According to the Centers for Disease Control and Prevention (CDC), in 2015, 95% of confirmed Lyme disease cases were reported from only 14 states; Maryland was one of those states!

Preventing Tick Bites

The best defense against Lyme disease and other tick-related infections is to reduce expose to ticks. The CDC recommends the following:

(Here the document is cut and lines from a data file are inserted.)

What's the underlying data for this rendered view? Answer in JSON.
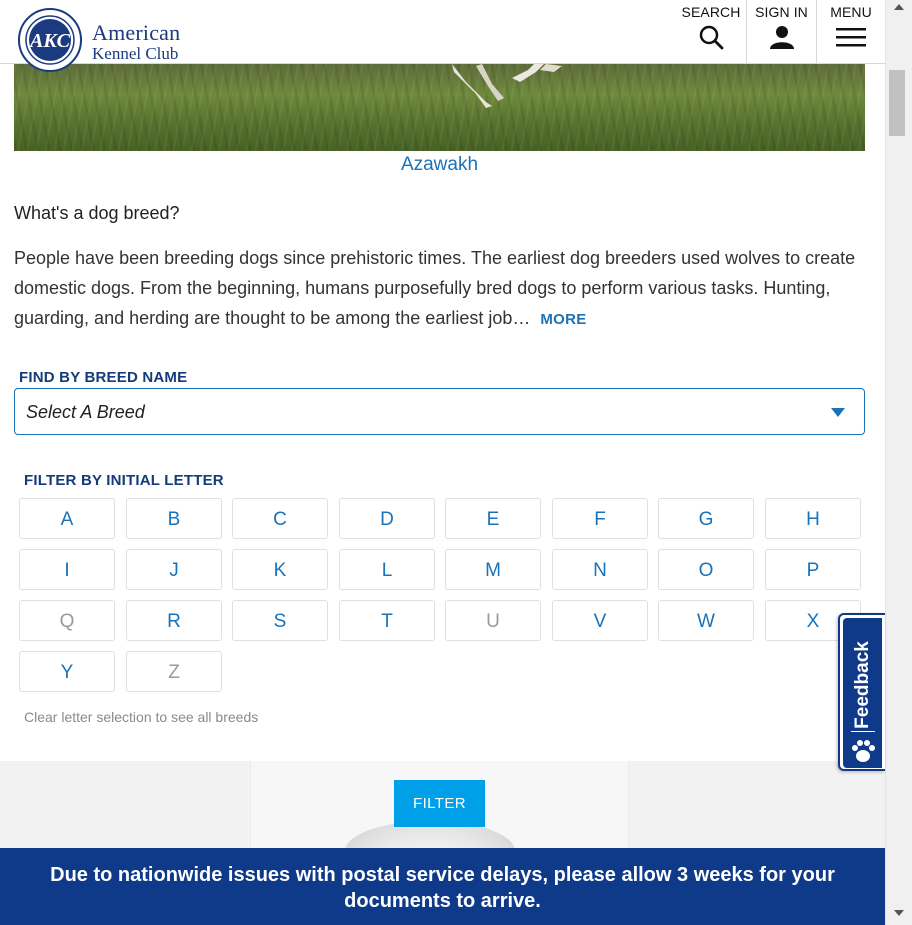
{
  "header": {
    "logo_ring_text": "AKC",
    "logo_line1": "American",
    "logo_line2": "Kennel Club",
    "search_label": "SEARCH",
    "signin_label": "SIGN IN",
    "menu_label": "MENU"
  },
  "hero": {
    "caption": "Azawakh"
  },
  "intro": {
    "question": "What's a dog breed?",
    "paragraph": "People have been breeding dogs since prehistoric times. The earliest dog breeders used wolves to create domestic dogs. From the beginning, humans purposefully bred dogs to perform various tasks. Hunting, guarding, and herding are thought to be among the earliest job…",
    "more_label": "MORE"
  },
  "find": {
    "label": "FIND BY BREED NAME",
    "select_value": "Select A Breed"
  },
  "filter": {
    "label": "FILTER BY INITIAL LETTER",
    "letters": [
      {
        "char": "A",
        "enabled": true
      },
      {
        "char": "B",
        "enabled": true
      },
      {
        "char": "C",
        "enabled": true
      },
      {
        "char": "D",
        "enabled": true
      },
      {
        "char": "E",
        "enabled": true
      },
      {
        "char": "F",
        "enabled": true
      },
      {
        "char": "G",
        "enabled": true
      },
      {
        "char": "H",
        "enabled": true
      },
      {
        "char": "I",
        "enabled": true
      },
      {
        "char": "J",
        "enabled": true
      },
      {
        "char": "K",
        "enabled": true
      },
      {
        "char": "L",
        "enabled": true
      },
      {
        "char": "M",
        "enabled": true
      },
      {
        "char": "N",
        "enabled": true
      },
      {
        "char": "O",
        "enabled": true
      },
      {
        "char": "P",
        "enabled": true
      },
      {
        "char": "Q",
        "enabled": false
      },
      {
        "char": "R",
        "enabled": true
      },
      {
        "char": "S",
        "enabled": true
      },
      {
        "char": "T",
        "enabled": true
      },
      {
        "char": "U",
        "enabled": false
      },
      {
        "char": "V",
        "enabled": true
      },
      {
        "char": "W",
        "enabled": true
      },
      {
        "char": "X",
        "enabled": true
      },
      {
        "char": "Y",
        "enabled": true
      },
      {
        "char": "Z",
        "enabled": false
      }
    ],
    "clear_text": "Clear letter selection to see all breeds",
    "button_label": "FILTER"
  },
  "banner": {
    "text": "Due to nationwide issues with postal service delays, please allow 3 weeks for your documents to arrive."
  },
  "feedback": {
    "label": "Feedback"
  },
  "colors": {
    "brand_navy": "#0f3a8a",
    "link_blue": "#1a72b8",
    "filter_button": "#00a0e9"
  }
}
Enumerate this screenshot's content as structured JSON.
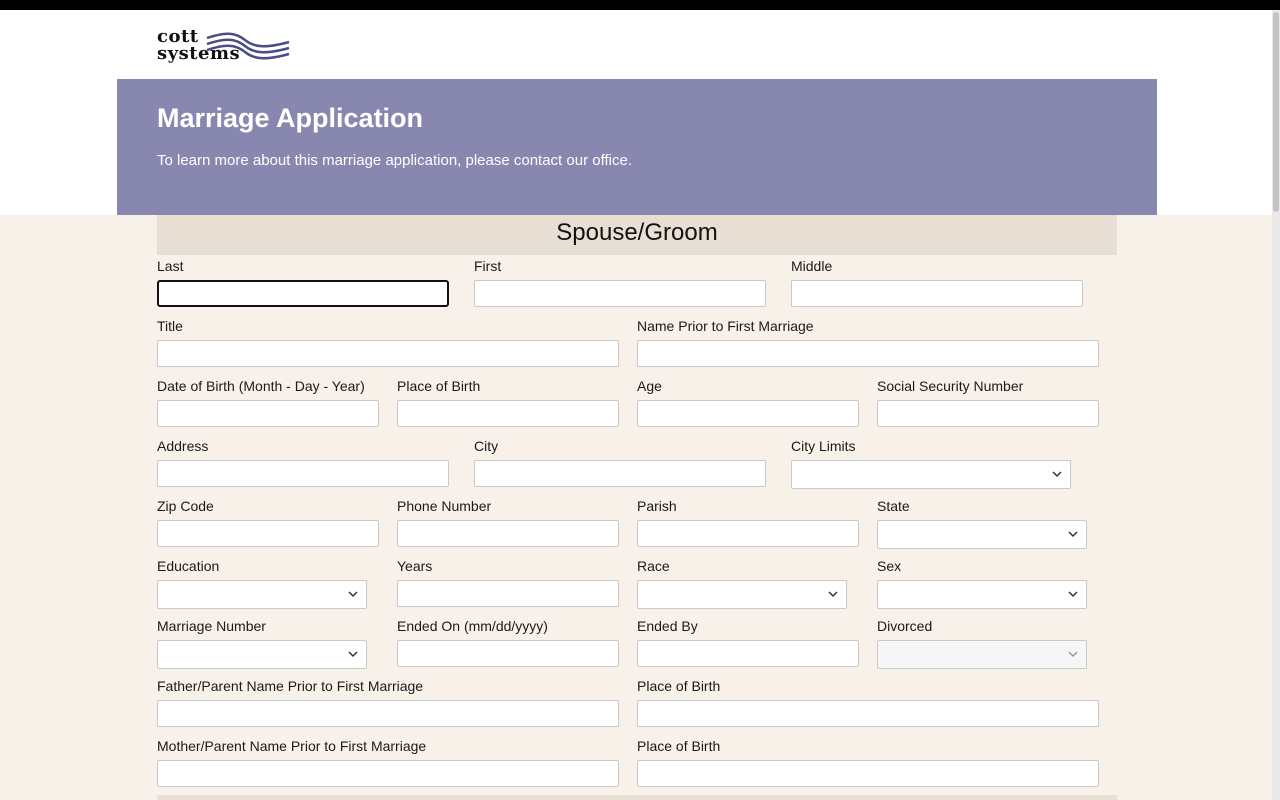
{
  "logo": {
    "line1": "cott",
    "line2": "systems"
  },
  "banner": {
    "title": "Marriage Application",
    "subtitle": "To learn more about this marriage application, please contact our office."
  },
  "section": {
    "title": "Spouse/Groom"
  },
  "fields": {
    "last": "Last",
    "first": "First",
    "middle": "Middle",
    "title": "Title",
    "name_prior": "Name Prior to First Marriage",
    "dob": "Date of Birth (Month - Day - Year)",
    "place_of_birth": "Place of Birth",
    "age": "Age",
    "ssn": "Social Security Number",
    "address": "Address",
    "city": "City",
    "city_limits": "City Limits",
    "zip": "Zip Code",
    "phone": "Phone Number",
    "parish": "Parish",
    "state": "State",
    "education": "Education",
    "years": "Years",
    "race": "Race",
    "sex": "Sex",
    "marriage_number": "Marriage Number",
    "ended_on": "Ended On (mm/dd/yyyy)",
    "ended_by": "Ended By",
    "divorced": "Divorced",
    "father_name": "Father/Parent Name Prior to First Marriage",
    "father_place_of_birth": "Place of Birth",
    "mother_name": "Mother/Parent Name Prior to First Marriage",
    "mother_place_of_birth": "Place of Birth"
  },
  "colors": {
    "banner": "#8787b0",
    "page_background": "#f8f1ea",
    "section_header": "#e8dfd4"
  }
}
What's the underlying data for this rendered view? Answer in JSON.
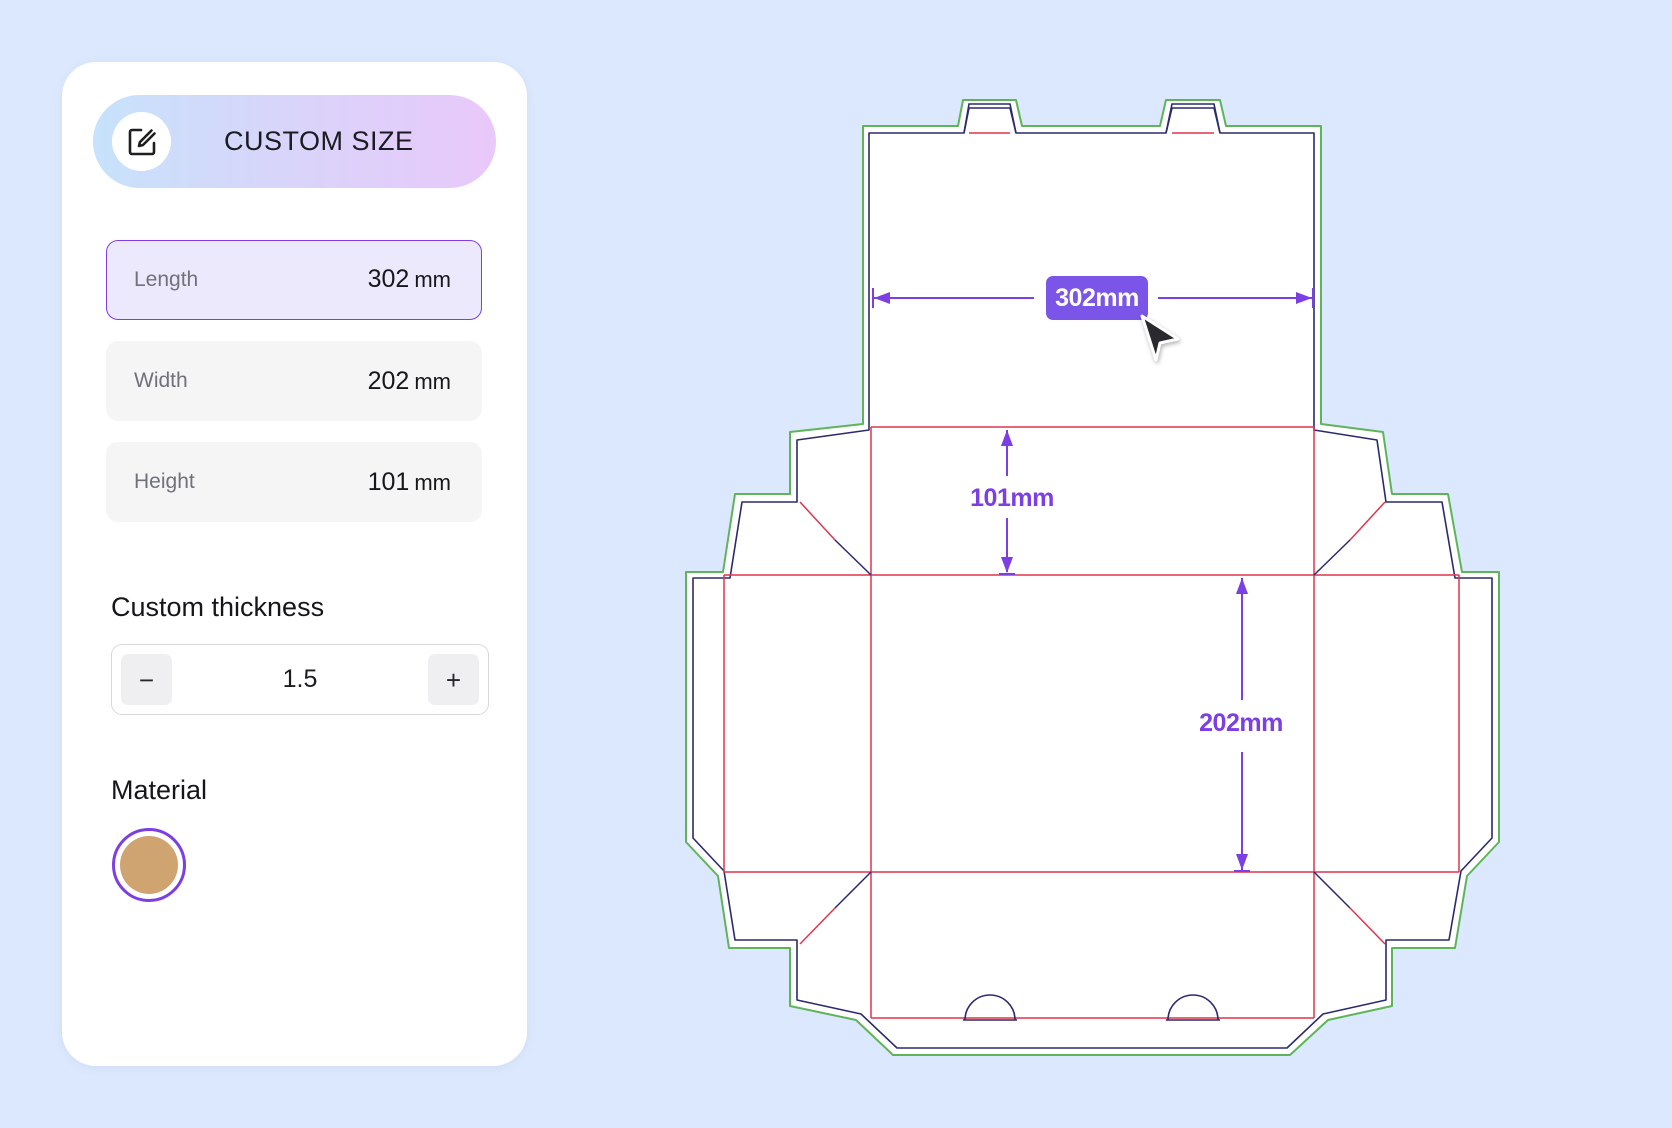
{
  "header": {
    "title": "CUSTOM SIZE",
    "icon": "edit-icon"
  },
  "fields": {
    "length": {
      "label": "Length",
      "value": "302",
      "unit": "mm"
    },
    "width": {
      "label": "Width",
      "value": "202",
      "unit": "mm"
    },
    "height": {
      "label": "Height",
      "value": "101",
      "unit": "mm"
    }
  },
  "thickness": {
    "title": "Custom thickness",
    "value": "1.5",
    "minus": "−",
    "plus": "+"
  },
  "material": {
    "title": "Material",
    "selected_color": "#cfa470"
  },
  "dieline": {
    "length_label": "302mm",
    "height_label": "101mm",
    "width_label": "202mm"
  },
  "colors": {
    "accent": "#7b3fe4",
    "cut_line": "#2b2a6e",
    "fold_line": "#e0344d",
    "bleed_line": "#3aa43a"
  }
}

  • Avoid wooded and brushy areas with high grass
  • Walk in the center of trails
  • Repel Ticks with DEET or Permethrin DEET
    • Use repellents that contain 20 to 30% DEET (which also protects against mosquito bites) on exposed skin and clothing. Protection may last up to several hours. Parents should apply repellent on children (avoid hands, face and eyes).
    • Use products that contain 0.5% Permethrin to treat clothing, gear (boots, socks, pants) and tents. It will remain protected through several washings. Pre-treated clothing is available at many camping/outdoor stores and may provide longer protection
    • There are other repellents registered by the Environmental Protections Agency (EPA). Click here for more information.

Conduct Ticks Checks on People, Pets and Gear

  • Take a shower or bath as soon as possible after coming indoors to wash off and find the ticks that may be crawling on you.
  • Do a full-body tick check using a hand-held or full-length mirror to view all parts of your body after coming in from a tick-infested area.
    • Check: underarms, in and around ears, inside the belly button, behind the knees, between the legs, around the waist and especially in the hair!
    • Parents: check children in the above areas too!
  • Examine gear and pets. Ticks can get a free ride home on these